**Required work**.
Report all lines in the records that hold the string "mínima".

Segment Start: Data in this exercise

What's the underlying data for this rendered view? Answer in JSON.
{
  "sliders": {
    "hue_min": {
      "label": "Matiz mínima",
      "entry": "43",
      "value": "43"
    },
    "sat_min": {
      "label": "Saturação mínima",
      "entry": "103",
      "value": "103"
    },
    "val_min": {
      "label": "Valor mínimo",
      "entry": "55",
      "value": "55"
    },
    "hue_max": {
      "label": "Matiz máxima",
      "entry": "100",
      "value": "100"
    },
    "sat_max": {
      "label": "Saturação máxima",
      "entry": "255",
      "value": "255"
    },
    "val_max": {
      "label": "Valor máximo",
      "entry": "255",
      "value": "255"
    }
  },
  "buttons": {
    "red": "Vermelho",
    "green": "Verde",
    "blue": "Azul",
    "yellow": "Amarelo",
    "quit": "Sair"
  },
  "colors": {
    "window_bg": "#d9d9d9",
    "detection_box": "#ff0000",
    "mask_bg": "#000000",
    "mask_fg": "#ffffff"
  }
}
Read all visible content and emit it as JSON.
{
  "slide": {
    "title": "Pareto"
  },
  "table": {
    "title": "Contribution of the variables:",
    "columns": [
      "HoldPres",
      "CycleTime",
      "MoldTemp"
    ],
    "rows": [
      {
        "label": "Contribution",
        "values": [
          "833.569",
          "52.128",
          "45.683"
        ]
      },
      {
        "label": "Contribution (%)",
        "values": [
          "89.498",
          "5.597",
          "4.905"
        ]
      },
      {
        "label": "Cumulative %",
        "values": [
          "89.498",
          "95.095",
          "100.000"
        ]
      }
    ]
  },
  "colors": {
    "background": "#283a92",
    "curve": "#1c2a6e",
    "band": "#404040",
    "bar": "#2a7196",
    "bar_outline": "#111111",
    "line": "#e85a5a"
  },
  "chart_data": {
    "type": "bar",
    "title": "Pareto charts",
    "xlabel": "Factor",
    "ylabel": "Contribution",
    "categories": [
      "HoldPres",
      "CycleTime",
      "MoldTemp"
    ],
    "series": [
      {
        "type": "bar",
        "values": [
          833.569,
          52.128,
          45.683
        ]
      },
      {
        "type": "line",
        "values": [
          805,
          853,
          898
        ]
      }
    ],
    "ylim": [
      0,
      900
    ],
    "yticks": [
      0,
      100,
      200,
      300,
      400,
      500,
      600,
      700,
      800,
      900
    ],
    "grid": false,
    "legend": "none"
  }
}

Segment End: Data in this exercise

**Exercise solution**.
      "label": "Matiz mínima",
      "label": "Saturação mínima",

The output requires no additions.